Mung dal, also known as "Dhuli Moong" or "Payatham Paruppu", are yellow lentils that have been hulled and split. They are particularly easy to digest and take on seasonings and spices well, so are often made into spicy dhals
In India, "dal” is the word for lentils, and "moong dal” is
the general term for mung lentils, also known as split yellow mung beans. Moong
dal is native to India, but has also been cultivated in southeast Asia and
China since the late Neolithic era, according to "The Encyclopedia of Healing
Foods.” Many Indian home cooks use split yellow mung beans in soups because
they cook quickly, but you can also blend cooked moong dal into a fine paste to
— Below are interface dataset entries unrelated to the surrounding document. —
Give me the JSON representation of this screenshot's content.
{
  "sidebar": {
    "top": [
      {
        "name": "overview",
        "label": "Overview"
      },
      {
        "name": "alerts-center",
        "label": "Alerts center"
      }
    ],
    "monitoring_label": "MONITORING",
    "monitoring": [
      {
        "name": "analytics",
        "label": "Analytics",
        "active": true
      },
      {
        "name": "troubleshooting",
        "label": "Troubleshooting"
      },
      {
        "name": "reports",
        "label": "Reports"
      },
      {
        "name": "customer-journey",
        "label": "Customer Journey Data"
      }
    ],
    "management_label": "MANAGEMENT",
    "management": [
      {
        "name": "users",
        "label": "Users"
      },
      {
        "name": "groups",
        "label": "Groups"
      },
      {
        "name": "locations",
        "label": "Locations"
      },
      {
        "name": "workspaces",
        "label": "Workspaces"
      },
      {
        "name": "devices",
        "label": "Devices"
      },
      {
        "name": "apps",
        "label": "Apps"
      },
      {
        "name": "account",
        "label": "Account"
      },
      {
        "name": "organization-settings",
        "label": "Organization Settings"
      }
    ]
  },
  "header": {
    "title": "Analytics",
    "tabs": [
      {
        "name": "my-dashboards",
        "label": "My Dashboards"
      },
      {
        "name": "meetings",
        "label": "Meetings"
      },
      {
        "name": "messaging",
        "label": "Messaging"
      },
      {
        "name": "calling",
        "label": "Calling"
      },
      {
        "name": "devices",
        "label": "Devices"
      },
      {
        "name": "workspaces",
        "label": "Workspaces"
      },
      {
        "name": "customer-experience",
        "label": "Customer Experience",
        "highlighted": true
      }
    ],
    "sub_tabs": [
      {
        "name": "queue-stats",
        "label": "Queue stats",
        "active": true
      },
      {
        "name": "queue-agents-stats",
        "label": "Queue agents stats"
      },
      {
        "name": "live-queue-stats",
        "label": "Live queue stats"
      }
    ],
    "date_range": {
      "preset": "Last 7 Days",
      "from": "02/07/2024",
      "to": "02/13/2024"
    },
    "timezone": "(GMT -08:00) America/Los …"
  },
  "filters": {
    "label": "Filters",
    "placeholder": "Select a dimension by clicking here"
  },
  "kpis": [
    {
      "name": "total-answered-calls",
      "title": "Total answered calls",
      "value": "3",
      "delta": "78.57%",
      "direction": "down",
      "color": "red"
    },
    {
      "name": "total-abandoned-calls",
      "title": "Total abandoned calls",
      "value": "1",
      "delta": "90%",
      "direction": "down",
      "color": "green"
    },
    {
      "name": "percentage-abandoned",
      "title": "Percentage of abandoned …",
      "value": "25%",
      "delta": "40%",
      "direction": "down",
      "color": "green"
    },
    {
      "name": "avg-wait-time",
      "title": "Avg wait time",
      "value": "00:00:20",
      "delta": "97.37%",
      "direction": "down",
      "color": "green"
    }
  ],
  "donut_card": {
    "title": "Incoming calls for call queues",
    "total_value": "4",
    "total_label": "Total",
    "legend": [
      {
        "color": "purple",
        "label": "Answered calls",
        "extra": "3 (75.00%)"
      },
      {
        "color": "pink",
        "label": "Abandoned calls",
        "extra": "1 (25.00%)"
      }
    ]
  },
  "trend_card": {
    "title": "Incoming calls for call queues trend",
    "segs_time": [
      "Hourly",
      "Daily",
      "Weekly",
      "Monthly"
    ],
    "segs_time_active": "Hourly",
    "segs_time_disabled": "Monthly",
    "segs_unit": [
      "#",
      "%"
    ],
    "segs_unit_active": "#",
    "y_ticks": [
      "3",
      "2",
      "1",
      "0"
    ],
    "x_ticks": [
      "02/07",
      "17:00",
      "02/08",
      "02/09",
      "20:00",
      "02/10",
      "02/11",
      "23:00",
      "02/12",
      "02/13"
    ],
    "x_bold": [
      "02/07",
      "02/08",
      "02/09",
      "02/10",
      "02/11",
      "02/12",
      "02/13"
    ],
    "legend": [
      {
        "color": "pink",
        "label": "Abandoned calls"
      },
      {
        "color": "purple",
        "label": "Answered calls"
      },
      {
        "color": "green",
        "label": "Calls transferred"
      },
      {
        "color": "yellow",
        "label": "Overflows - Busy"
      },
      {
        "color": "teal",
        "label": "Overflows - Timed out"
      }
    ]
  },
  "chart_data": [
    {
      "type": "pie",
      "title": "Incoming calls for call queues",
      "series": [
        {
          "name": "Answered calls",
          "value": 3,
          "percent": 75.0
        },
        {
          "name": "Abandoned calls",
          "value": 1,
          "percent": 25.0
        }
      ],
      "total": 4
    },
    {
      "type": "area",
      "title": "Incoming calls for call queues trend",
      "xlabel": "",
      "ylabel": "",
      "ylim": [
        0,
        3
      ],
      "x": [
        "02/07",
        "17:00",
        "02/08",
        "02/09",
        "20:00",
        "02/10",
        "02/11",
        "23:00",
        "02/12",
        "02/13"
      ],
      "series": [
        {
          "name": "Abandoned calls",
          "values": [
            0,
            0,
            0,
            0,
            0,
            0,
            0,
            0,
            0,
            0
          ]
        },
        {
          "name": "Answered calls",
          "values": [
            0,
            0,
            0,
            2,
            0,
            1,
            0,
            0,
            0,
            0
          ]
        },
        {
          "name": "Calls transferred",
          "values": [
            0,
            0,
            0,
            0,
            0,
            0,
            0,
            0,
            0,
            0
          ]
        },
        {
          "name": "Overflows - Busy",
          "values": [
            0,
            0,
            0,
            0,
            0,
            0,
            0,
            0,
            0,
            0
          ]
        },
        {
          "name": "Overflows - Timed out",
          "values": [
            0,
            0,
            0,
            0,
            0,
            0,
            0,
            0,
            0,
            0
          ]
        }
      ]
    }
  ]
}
make dumpling batter. A classic Indian dish called "muger dal” combines moong
dal, spinach and an aromatic blend of spices.
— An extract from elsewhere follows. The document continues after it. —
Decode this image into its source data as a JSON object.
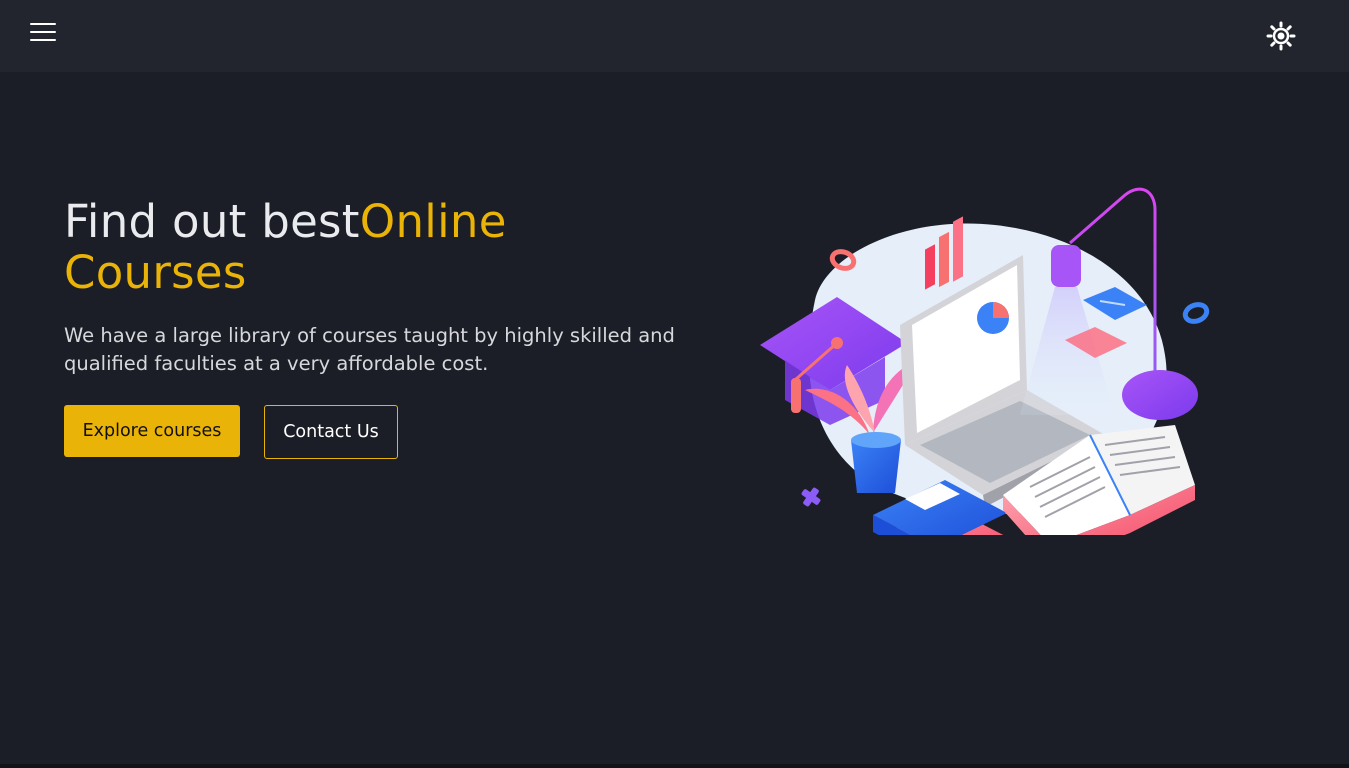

is Packed with protein and low carbs, green gram otherwise known as moong dal
is one of the best vegetarian superfoods. An integral part of the Indian diet,
it is a good and filling option for those who want to shed kilos.
moong dal is extremely light and easy to digest. It is easier to cook but lacks
the fiber content of whole green moong. Compared to other dals, moong dal is
one of the low carb pulses available. Other pulses are high in protein but
- Mung beans are a high source of
nutrients including: manganese, potassium, magnesium, folate, copper, zinc
and various B vitamins.
- They are also a very filling
food, high in protein, resistant starch and dietary fiber.
- You can find mung beans in
dried powder form, as whole uncooked beans, "split-peeled” form (just like
you’d find split green peas), as bean noodles, and also as sprouted seeds
(which are the kind you’d see used on sandwiches or salads).
- Their dried seeds may be eaten
raw, cooked (whole or split), fermented, or milled and ground into flour.
- Because of their high nutrient
density, mung beans are considered useful in defending against several
chronic, age-related diseases, including heart disease, cancer, diabetes